To be fair, there are big emotional scenes in Star Trek franchise history and characters like Kirk or Worf or Bones or Kira Nerys are defined (and often meet strong opposition from allies because of) their tendency to run hot, but the ethos and type of story that binds all of Star Trek is one that places the utmost importance on science, diplomacy and problem-solving; all three of which are defined by a sense of detachment. Also in the interest of fairness, Discovery, despite a decent amount of fan outcry to the contrary, does a very good job of describing and reinforcing the basic tenets of Starfleet and Federation ethics and philosophy. In fact, this latest episode was a classic “The crew comes across an unstable and dangerous political situation it knows nothing about but solves within an hour based on their superior Federation ethical code,” with the twist being that the alien culture involved was actually Earth in the 32nd century. That’s a worthy story for Star Trek and, not coincidentally, the best parts of this episode focused on it. Discovery understands what Star Trek is about and does a better job of conveying it than its detractors give it credit for, but as much as we believe any 21st century-produced Star Trek has to look and sound like 21st century television (meaning season-long storylines, emotional arcs for the characters and tech that doesn’t look like 1966), we really wish they’d pull back on the tearful declarations of love and support among the cast members. Stylistically, it feels wrong and as this episode underlined, often unearned.

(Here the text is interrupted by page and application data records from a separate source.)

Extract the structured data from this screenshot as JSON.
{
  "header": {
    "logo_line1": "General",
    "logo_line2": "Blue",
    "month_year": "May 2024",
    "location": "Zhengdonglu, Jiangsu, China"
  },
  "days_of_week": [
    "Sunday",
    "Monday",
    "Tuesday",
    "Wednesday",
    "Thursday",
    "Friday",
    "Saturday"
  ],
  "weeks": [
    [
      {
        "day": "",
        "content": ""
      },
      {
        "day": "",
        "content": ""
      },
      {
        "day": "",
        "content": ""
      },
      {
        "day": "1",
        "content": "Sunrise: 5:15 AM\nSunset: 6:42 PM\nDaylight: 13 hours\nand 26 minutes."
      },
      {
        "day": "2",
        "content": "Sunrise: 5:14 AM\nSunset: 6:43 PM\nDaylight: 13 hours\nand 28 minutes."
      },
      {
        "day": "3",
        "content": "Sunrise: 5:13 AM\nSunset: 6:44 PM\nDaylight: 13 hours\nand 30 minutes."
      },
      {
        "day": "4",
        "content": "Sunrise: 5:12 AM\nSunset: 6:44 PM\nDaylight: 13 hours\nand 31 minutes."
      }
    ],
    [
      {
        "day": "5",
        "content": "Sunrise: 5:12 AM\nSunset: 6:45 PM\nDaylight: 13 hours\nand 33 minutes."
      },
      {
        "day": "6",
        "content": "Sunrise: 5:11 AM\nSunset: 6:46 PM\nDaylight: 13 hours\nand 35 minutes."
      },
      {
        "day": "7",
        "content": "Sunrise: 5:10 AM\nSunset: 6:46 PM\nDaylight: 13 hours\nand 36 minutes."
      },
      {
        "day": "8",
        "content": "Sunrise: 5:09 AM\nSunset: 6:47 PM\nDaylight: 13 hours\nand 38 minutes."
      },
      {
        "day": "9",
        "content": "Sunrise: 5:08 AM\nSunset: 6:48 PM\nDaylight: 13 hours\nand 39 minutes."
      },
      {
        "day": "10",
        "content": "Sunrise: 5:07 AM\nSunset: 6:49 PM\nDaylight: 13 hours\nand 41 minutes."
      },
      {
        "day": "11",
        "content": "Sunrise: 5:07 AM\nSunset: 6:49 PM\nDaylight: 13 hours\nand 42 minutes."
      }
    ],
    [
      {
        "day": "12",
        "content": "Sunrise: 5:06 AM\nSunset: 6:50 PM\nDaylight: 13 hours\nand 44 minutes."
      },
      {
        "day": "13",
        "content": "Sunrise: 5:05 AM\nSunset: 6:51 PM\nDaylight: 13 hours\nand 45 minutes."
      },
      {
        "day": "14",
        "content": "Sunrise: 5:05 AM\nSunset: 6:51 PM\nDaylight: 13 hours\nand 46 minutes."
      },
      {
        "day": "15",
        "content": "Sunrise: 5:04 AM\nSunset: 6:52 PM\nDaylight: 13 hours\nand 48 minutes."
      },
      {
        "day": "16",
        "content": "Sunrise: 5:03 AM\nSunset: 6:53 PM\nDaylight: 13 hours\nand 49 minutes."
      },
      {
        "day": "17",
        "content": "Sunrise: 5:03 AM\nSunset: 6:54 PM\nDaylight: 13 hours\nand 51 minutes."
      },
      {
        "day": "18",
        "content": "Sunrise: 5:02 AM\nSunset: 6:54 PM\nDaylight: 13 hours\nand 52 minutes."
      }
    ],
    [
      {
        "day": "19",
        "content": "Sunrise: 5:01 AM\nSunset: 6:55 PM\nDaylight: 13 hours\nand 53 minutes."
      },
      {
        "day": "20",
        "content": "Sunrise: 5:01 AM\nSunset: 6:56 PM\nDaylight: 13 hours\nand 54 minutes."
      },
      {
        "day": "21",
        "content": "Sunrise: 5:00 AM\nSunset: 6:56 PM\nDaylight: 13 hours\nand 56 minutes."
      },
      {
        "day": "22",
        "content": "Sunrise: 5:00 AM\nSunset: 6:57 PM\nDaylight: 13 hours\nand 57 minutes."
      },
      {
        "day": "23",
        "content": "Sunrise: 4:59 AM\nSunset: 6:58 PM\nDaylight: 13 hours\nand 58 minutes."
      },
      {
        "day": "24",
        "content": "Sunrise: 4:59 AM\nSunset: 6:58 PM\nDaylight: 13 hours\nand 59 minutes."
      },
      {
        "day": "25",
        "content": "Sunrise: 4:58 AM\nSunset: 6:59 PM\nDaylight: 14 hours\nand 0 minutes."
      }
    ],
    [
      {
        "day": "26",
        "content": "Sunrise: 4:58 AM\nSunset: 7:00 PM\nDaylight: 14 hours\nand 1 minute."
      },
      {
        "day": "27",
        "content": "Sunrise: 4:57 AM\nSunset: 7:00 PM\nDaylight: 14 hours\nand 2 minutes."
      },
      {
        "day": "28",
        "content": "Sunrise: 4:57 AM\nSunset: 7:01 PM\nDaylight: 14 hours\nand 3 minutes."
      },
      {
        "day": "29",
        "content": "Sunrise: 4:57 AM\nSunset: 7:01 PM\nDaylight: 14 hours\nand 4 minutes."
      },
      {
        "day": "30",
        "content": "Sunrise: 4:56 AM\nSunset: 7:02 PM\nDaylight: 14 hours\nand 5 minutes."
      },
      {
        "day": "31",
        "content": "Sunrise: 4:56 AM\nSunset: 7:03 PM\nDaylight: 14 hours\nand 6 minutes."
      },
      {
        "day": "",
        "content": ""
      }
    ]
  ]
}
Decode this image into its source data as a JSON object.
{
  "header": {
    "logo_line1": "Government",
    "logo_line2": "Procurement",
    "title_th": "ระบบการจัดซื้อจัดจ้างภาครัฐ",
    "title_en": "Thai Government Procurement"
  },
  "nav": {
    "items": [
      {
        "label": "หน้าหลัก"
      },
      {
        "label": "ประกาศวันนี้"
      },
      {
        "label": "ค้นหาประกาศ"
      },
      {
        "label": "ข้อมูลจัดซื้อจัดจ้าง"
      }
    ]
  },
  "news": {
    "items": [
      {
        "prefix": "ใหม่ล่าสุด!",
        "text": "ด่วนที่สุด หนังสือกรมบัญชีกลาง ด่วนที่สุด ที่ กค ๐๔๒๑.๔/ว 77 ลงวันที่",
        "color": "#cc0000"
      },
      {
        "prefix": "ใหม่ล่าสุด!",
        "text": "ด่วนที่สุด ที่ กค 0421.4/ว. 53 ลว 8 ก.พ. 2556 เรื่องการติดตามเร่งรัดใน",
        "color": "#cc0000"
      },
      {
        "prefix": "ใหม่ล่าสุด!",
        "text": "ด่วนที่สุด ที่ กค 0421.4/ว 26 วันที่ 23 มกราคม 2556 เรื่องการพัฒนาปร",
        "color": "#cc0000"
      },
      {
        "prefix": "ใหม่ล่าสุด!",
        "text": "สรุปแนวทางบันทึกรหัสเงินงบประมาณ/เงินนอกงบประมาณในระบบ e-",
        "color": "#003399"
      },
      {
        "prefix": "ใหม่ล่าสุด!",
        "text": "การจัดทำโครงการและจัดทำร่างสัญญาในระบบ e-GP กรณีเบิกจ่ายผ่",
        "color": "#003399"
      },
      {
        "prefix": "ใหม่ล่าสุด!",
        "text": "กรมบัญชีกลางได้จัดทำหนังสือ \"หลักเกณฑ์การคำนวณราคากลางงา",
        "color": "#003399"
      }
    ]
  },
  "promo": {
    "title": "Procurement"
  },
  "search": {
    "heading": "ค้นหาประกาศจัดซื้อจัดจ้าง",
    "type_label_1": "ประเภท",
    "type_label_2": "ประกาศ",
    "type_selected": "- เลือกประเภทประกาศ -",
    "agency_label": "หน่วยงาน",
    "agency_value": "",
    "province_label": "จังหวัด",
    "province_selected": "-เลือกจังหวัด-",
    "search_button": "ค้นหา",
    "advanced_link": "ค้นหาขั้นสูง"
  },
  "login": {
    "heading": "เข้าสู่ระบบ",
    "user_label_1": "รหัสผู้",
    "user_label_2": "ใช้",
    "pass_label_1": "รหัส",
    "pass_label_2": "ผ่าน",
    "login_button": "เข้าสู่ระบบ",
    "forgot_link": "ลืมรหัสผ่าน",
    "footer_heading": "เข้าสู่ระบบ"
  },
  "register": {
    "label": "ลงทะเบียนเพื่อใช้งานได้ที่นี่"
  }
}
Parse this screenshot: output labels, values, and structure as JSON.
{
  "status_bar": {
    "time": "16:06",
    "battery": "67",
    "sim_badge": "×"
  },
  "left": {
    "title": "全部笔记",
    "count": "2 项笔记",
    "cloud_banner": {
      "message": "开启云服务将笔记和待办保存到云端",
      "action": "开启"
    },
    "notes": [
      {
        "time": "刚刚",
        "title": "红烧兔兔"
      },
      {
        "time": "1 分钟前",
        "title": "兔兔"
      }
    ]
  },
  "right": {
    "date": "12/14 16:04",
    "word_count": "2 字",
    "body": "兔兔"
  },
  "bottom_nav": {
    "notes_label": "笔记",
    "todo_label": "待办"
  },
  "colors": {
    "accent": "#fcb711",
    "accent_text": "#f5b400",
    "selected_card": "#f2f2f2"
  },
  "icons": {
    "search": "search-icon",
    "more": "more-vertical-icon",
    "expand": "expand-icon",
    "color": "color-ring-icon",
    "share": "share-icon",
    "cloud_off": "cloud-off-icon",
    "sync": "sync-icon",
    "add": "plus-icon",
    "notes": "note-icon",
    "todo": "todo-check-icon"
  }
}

Still love the show and the cast, though. We’re happy to be back in this world and the new status quo finally frees the show up from the continuity issues that plagued it from its conception.